“I fancy a walk,” I told the desk clerk at the small backpackers I checked into that evening, “Any suggestions?”
Early next morning I stowed most of my things in the hostel’s storeroom taking only the bare essentials in my tiny daypack, my sleeping bag slung on string from the bottom. My destination was Abel Tasman National Park on the western tip of Tasman Bay where I planned to complete a three-day hike beginning at a place call Totaranui, a three-and-a-half hour bus-ride away. We inexplicably changed bus three times on the way, our driver changing with us on each occasion, and stopped for a good half hour for ‘morning tea’ at a delightfully homely place with a spectacular view of forested hills still clinging to the remnants of morning mist. Thus refreshed we arrived at our destination in a leisurely fashion but not a minute late and I eagerly headed for the information kiosk where I had been assured I could obtain a map. The shutters were down, the door padlocked.

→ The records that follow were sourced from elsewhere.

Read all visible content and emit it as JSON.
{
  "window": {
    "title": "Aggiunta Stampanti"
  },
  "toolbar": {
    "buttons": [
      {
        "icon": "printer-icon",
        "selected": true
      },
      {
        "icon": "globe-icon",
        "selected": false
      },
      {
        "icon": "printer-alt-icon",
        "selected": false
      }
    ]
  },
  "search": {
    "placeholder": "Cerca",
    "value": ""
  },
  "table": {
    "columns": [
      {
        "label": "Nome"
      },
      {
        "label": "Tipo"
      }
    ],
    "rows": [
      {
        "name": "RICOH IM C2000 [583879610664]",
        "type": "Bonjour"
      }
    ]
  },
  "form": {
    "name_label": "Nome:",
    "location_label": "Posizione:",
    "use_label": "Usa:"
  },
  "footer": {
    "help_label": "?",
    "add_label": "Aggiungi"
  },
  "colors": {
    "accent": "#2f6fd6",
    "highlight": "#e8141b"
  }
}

“Ah well,” I shrugged at a similarly disadvantaged couple as I secured my pack, “Best foot forward!” And I set out to see what I would see.

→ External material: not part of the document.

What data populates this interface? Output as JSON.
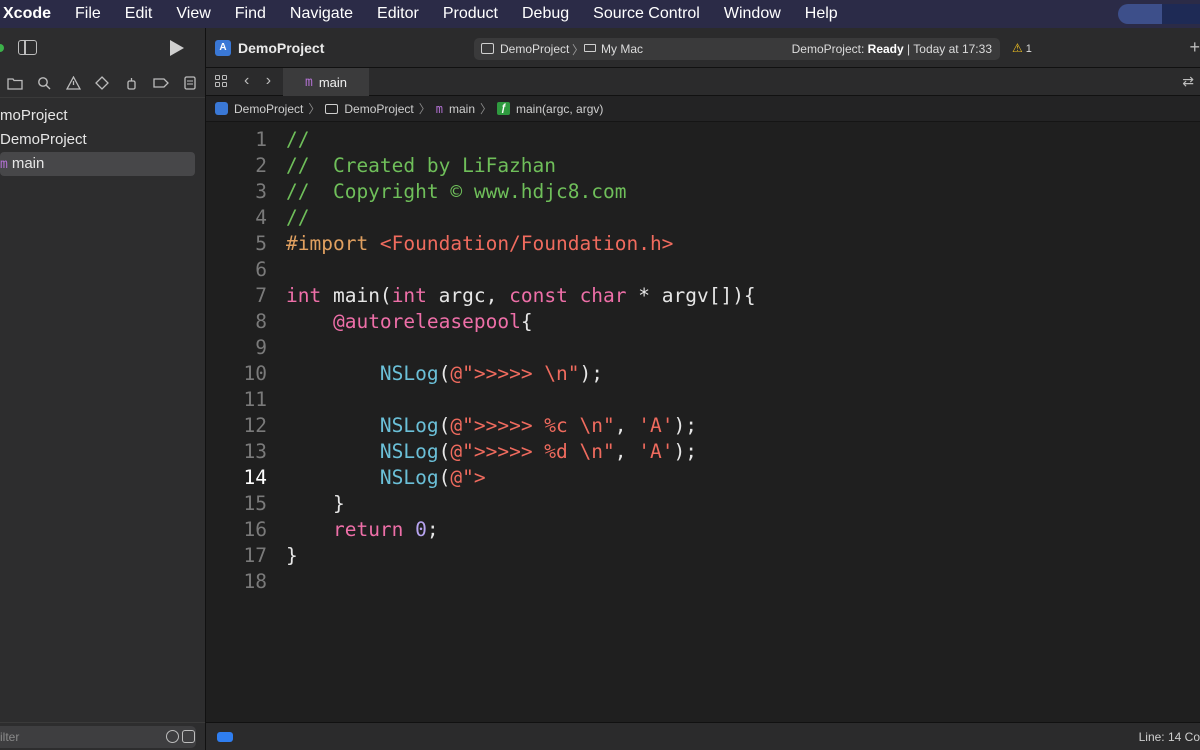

It didn’t take me long to get well and truly lost. The path was easy enough to follow, but my imagination, I was sure, had run far, far away. I appeared to be on the set of ‘Jurassic Park’. Thick, lush jungle plunged up and down either side of the track with more plants than I could take in. Some of the trees I recognised, but there were so many different species of fern, some growing exuberantly across the forest floor, others with thick, honeycomb- patterned trunks and broad, feathered leaves spreading high above my head. Green was everywhere in all shades and I was sure I’d never seen such natural opulence or felt such life surging from the earth. The forest was so thick that had there been no path, I would have needed a machete to hack my way through. After the almost Englishness of Christchurch I was quite unprepared for this, surprised and delighted beyond measure. If a Brontosaurus had popped its head through the branches to munch the curling leaves of one of the towering tree ferns, I wouldn’t have flinched. The last thing I’d expected was to find myself foraying into a tropical dreamland and the smile on my face grew at every turn. Little fantail birds fluttered around my head, snacking on bugs disturbed by my passage. I fancied they were keeping me company and tried to mimic their twittering, hoping they might come even closer, perhaps even perch on my hand or head. The sounds of warbling, ringing and complex trills punctuated the quiet – native birds the like of which I had never heard before. Once in a while I stood absolutely still to listen, losing myself in the sounds of nature; wind in the trees, chirruping of unseen crickets, birds singing and the crackle and rustle as they moved between the branches. The air was full of the cycle of life, scent of trees growing and dying, the mulch of leaves red-brown under foot. My self was lost among it, all remnants of fatigue spirited away.